Atlanta Jewish Academy students have been frequent visitors at Berman Commons since the nonprofit assisted living home opened in Dunwoody last year. Upper School students often choose Berman Commons as a fun way to fulfill community service requirements, and younger students rehearse musicals and perform holiday programs for the appreciative audience.

AJA junior Deborah Broyde shares a persuasive argument with Berman Commons residents in preparation for the AJA Upper School’s annual Cause Fair last school year.

AJA junior Deborah Broyde shares a persuasive argument with Berman Commons residents in preparation for the AJA Upper School’s annual Cause Fair last school year.

Thanks to a Legacy Heritage Better Together grant, the intergenerational relationship between Berman Commons and AJA will be even stronger in the new academic year.

“Connecting the younger generation with the residents at Berman Commons has been a wonderful experience for us,” said Amanda Bunder, AJA’s service learning coordinator. “Seeing our students interact with their elders, learning from them and giving back to them in return is just amazing. Now the Better Together grant is enabling us to do even more to bring them together. We’re looking forward to including our Middle School students in our visits and service learning, as well as adding more joint programming for the students and residents.”

Micah Frankel, a 10th-grader and occasional visitor to Berman Commons, is looking forward to spending more time with the residents. “When I work with the elderly,” he said, “I feel as if I am making people joyous and putting a smile on their faces.”

Anshel Roth, a senior, found that he gained more from his visits than he gave: “Getting to hear the story of a Holocaust survivor from the man who lived through it touched me.”

Bunder appreciates the goals of the Legacy Heritage Better Together program, which seeks to integrate the aspects of Jewish living (Torah, avodah, gemilut hasadim), promote Jewish leadership in young people and encourage connections between age groups.

“It makes the students feel good,” Bunder said, “and the residents feel like they haven’t been forgotten by their Jewish community.”

Club J With 11 Schools
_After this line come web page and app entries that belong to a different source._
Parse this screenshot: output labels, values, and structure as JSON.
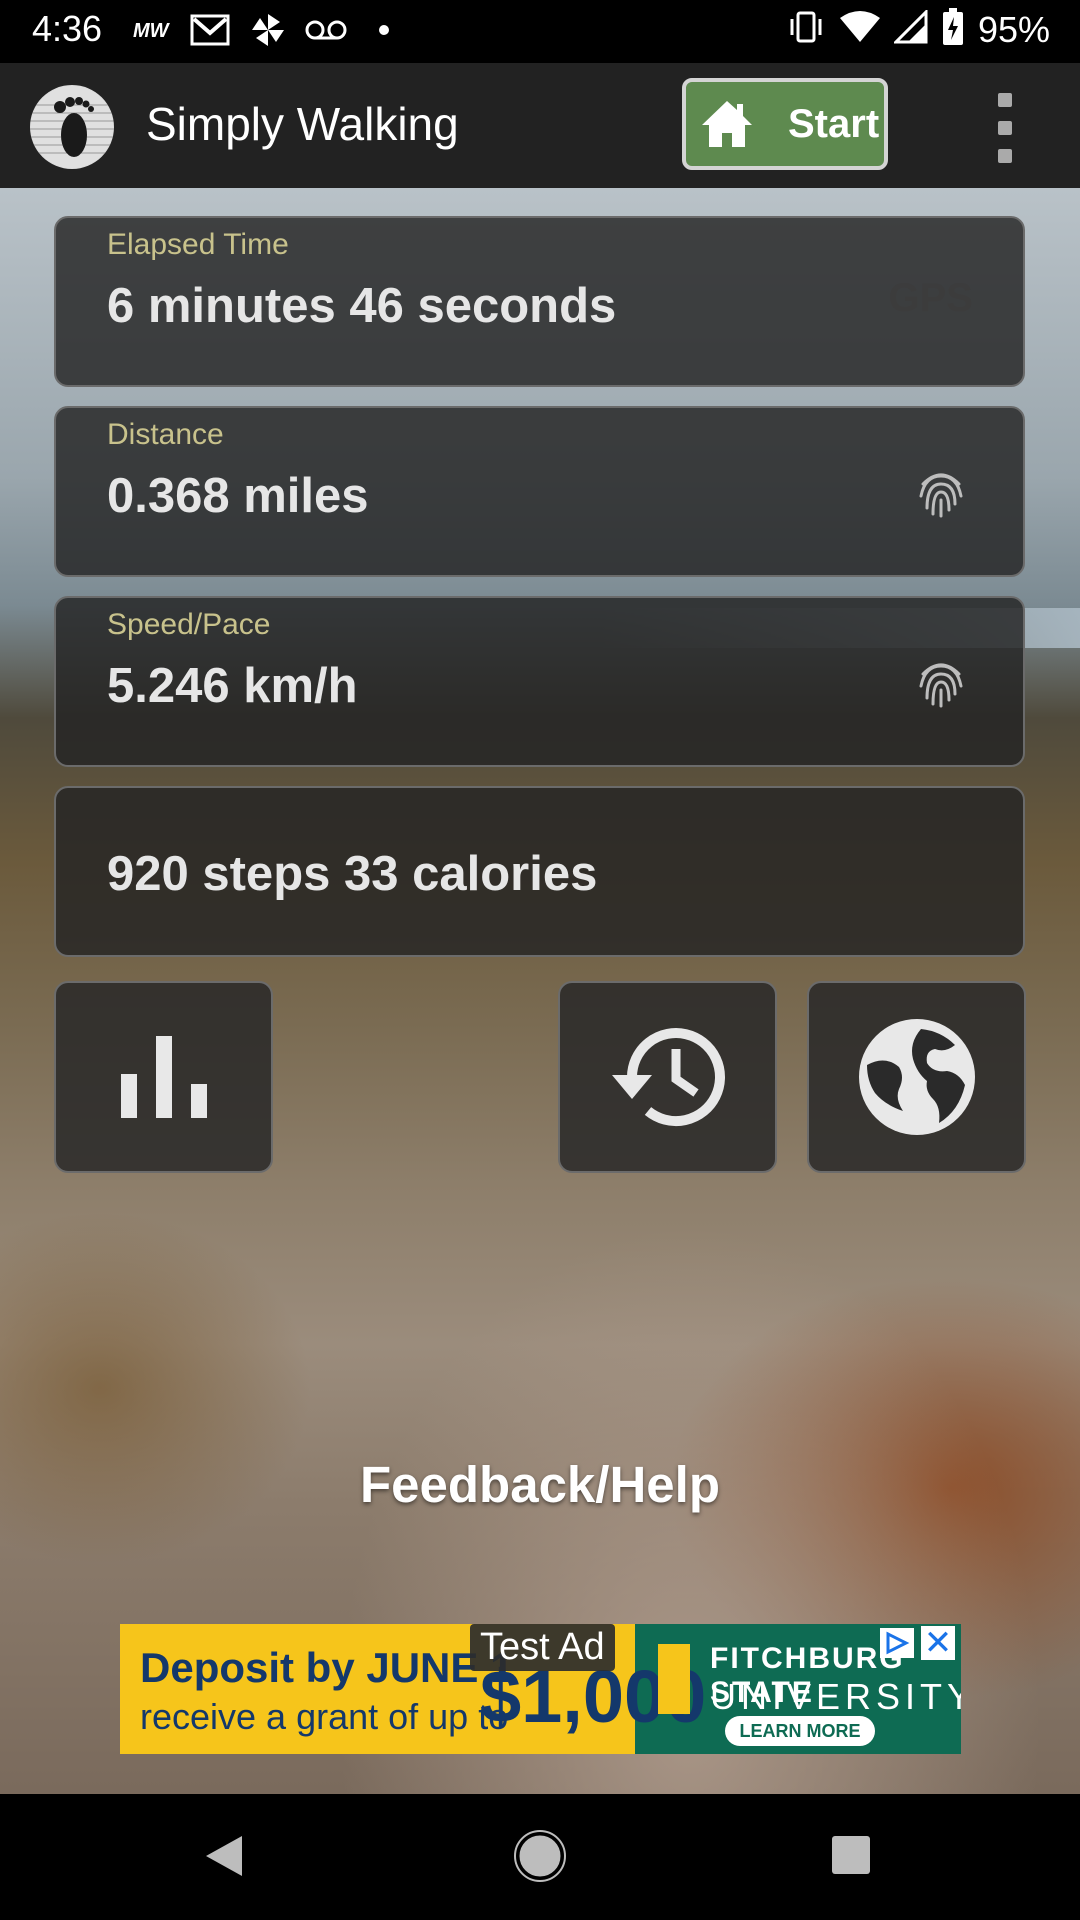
{
  "status_bar": {
    "time": "4:36",
    "battery": "95%",
    "icons": [
      "mw-icon",
      "gmail-icon",
      "pinwheel-icon",
      "voicemail-icon",
      "dot-icon",
      "vibrate-icon",
      "wifi-icon",
      "signal-icon",
      "battery-icon"
    ]
  },
  "app_bar": {
    "title": "Simply Walking",
    "start_label": "Start"
  },
  "cards": {
    "elapsed": {
      "label": "Elapsed Time",
      "value": "6 minutes 46 seconds",
      "badge": "GPS"
    },
    "distance": {
      "label": "Distance",
      "value": "0.368 miles"
    },
    "speed": {
      "label": "Speed/Pace",
      "value": "5.246 km/h"
    },
    "steps": {
      "value": "920 steps  33 calories"
    }
  },
  "tiles": [
    "bar-chart-icon",
    "history-icon",
    "globe-icon"
  ],
  "feedback": "Feedback/Help",
  "ad": {
    "line1": "Deposit by JUNE 1",
    "line2": "receive a grant of up to",
    "amount": "$1,000",
    "test_label": "Test Ad",
    "university_line1": "FITCHBURG STATE",
    "university_line2": "UNIVERSITY",
    "cta": "LEARN MORE",
    "close": "✕"
  },
  "colors": {
    "accent_green": "#5e8a4f",
    "label_gold": "#c8c28c",
    "ad_yellow": "#f6c51b",
    "ad_green": "#0e6b53"
  }
}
The Marcus Jewish Community Center’s Club J after-school program opens for the 2016-17 school year Monday, Aug. 8.

Club J participants enjoy afternoons filled with planned activities, supervised homework time, outlets for physical activity and the chance to make friends.

The program runs Monday through Friday from 2:30 to 6 p.m. and is open to boys and girls in pre-kindergarten through fifth grade. Bus transportation to Club J at Zaban Park at 5342 Tilly Mill Road in Dunwoody is provided from 11 schools: Austin Elementary, Chesnut Charter Elementary, the Davis Academy, Dunwoody Elementary, Kingsley Elementary, Kittredge Magnet, Montgomery Elementary, Peachtree Charter Middle, the Epstein School, Vanderlyn Elementary and Atlanta Jewish Academy.
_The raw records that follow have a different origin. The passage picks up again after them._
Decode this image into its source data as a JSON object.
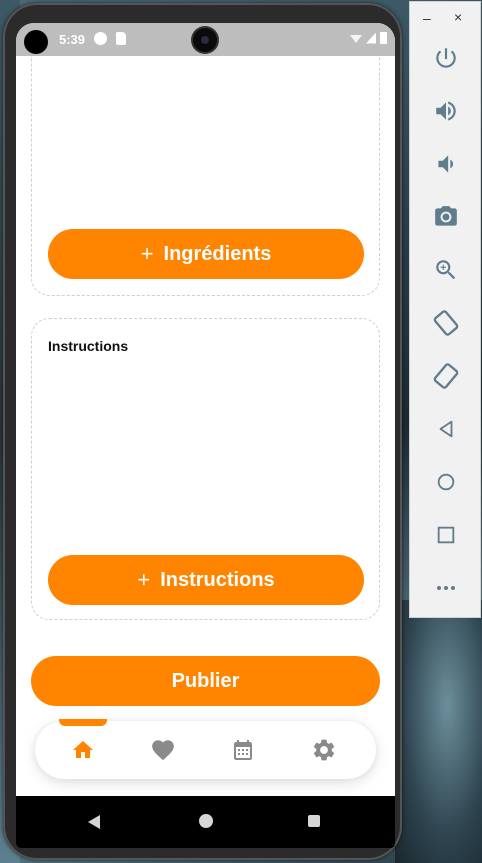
{
  "status_bar": {
    "time": "5:39"
  },
  "cards": {
    "ingredients_button_label": "Ingrédients",
    "instructions_title": "Instructions",
    "instructions_button_label": "Instructions"
  },
  "publish_label": "Publier",
  "bottom_nav": {
    "items": [
      {
        "icon": "home-icon",
        "active": true
      },
      {
        "icon": "heart-icon",
        "active": false
      },
      {
        "icon": "calendar-icon",
        "active": false
      },
      {
        "icon": "settings-icon",
        "active": false
      }
    ]
  },
  "emulator_toolbar": {
    "minimize": "–",
    "close": "×",
    "buttons": [
      "power-icon",
      "volume-up-icon",
      "volume-down-icon",
      "camera-icon",
      "zoom-icon",
      "rotate-left-icon",
      "rotate-right-icon",
      "back-icon",
      "home-icon",
      "overview-icon",
      "more-icon"
    ]
  },
  "colors": {
    "accent": "#ff8400",
    "nav_inactive": "#8a8a8a",
    "toolbar_icon": "#5f7d8d"
  }
}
Three-, four- and five-day programs are available. To register, visit www.atlantajcc.org/clubj. Email clubj@atlantajcc.org or call 678-812-3899 for more information.

Instant Donations
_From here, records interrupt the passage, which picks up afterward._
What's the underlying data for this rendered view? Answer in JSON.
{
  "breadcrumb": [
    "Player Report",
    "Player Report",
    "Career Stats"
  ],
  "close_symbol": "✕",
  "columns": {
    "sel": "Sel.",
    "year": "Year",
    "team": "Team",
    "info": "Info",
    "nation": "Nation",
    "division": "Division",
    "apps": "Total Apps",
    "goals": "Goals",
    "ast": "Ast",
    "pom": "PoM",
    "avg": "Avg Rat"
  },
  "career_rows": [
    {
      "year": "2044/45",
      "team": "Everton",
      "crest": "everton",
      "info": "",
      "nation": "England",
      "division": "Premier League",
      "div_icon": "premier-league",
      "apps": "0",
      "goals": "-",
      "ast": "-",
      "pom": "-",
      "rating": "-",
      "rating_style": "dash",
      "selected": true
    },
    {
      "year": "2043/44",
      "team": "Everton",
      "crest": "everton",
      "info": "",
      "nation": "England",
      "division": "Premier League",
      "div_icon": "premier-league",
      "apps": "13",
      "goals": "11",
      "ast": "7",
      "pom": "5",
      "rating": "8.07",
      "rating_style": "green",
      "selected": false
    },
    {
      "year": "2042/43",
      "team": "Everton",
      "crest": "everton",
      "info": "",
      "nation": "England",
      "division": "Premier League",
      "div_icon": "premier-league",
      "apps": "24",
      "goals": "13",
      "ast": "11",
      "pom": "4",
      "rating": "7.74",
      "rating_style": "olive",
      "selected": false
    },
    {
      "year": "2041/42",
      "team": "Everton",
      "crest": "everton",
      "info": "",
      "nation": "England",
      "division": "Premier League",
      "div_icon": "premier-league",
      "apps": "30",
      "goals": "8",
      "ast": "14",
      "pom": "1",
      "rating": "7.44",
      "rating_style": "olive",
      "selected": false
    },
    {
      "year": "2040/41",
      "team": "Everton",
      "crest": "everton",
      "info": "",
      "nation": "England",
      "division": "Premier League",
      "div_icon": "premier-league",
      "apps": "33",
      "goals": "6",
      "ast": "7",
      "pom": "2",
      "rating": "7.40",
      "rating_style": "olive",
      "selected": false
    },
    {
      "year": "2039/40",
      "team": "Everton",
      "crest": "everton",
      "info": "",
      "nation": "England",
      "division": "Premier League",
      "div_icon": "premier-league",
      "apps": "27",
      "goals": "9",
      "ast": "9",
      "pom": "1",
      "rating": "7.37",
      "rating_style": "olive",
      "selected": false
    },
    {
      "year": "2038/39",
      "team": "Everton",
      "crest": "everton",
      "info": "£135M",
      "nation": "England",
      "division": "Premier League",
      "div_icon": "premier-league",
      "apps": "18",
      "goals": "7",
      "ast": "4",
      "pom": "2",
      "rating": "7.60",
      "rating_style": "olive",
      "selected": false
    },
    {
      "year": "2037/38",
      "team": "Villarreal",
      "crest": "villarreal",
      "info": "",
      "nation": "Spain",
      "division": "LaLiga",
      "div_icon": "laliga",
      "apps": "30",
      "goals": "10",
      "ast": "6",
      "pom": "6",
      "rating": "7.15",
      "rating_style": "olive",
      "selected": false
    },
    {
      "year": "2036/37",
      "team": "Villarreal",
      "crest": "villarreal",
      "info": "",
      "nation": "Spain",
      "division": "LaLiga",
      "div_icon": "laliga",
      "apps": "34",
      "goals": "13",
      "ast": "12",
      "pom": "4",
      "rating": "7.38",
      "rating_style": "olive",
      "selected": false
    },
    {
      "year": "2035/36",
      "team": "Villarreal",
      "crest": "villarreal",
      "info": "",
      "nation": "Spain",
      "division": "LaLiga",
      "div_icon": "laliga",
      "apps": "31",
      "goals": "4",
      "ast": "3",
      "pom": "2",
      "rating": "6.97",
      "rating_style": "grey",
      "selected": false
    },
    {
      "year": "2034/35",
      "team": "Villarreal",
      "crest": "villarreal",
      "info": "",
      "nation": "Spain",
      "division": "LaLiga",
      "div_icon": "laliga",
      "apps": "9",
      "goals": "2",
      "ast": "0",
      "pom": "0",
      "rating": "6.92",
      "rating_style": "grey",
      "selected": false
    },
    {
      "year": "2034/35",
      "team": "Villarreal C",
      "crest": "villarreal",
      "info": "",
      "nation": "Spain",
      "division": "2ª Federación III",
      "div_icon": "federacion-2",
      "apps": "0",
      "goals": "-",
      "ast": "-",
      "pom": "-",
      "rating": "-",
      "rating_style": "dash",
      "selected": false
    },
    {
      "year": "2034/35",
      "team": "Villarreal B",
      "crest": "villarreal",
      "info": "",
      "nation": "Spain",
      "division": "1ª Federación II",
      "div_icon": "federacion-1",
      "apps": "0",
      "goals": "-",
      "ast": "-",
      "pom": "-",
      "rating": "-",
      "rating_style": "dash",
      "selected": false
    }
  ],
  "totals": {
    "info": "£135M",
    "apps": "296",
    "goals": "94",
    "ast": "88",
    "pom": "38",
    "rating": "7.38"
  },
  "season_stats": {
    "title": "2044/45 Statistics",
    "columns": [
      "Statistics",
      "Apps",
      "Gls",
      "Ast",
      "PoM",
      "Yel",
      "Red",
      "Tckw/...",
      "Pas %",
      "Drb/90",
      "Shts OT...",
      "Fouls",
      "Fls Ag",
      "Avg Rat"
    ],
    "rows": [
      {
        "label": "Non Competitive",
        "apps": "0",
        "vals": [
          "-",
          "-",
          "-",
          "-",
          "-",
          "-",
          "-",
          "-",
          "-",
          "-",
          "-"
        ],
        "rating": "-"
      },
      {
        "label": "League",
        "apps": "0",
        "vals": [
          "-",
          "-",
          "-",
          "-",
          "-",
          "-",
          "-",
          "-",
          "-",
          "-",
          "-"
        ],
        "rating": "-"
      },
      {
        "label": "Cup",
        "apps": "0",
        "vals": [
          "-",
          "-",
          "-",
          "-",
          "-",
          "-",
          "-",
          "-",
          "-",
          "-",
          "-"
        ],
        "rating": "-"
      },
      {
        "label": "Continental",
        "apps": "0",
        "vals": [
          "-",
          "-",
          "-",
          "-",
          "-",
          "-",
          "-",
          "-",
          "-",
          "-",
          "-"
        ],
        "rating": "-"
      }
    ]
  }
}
Pita Palace and Broadway Cafe have made it easier for people to contribute to Torah learning by in-stalling CharityPad terminals at their Toco Hills restaurants.

With the swipe of a credit card, a customer can make a donation to any or all of the following educational institutions in the neighborhood:

  • Torah Day School of Atlanta.
  • Yeshiva Ohr Yisrael.
  • Kollel Ner Hamizrach.

Collectively those three institutions teach Torah from kindergarten through adulthood.

If you include your email address when making a donation, CharityPad sends you a donation receipt.

New TDSA Board

Torah Day School of Atlanta, which has a new administration (see Page 29), elected a new board of trustees in late July.

Rabbi Menachem Deutsch is the board president, joined by Vice President Rabbi Eli Kerzner, Treasurer Yisrael Herscovici, Secretary Pesha Izenberg and Parliamentarian Sara Robbins. The other trustees are Eric Adelman, Levi Afrah, Yaakov Berendt, Kim Cohen, Les Czuper, Karen Kaplan, Betty Minsk, Robin Saul, Jordan Tritt and Michelle Winer.

Satanic Clubs Sought

The Satanic Temple is making a national push to counter faith-based before- and after-school clubs by rolling out After School Satan Clubs.

It’s not clear that the clubs exist anywhere or that the Satanic Temple truly wants to launch them, but it has included one Atlanta-area school, Still Elementary in Powder Springs, on its list of targeted schools.

The Cobb County School District denied being contacted by the organization or having any intentions of started a Satan Club.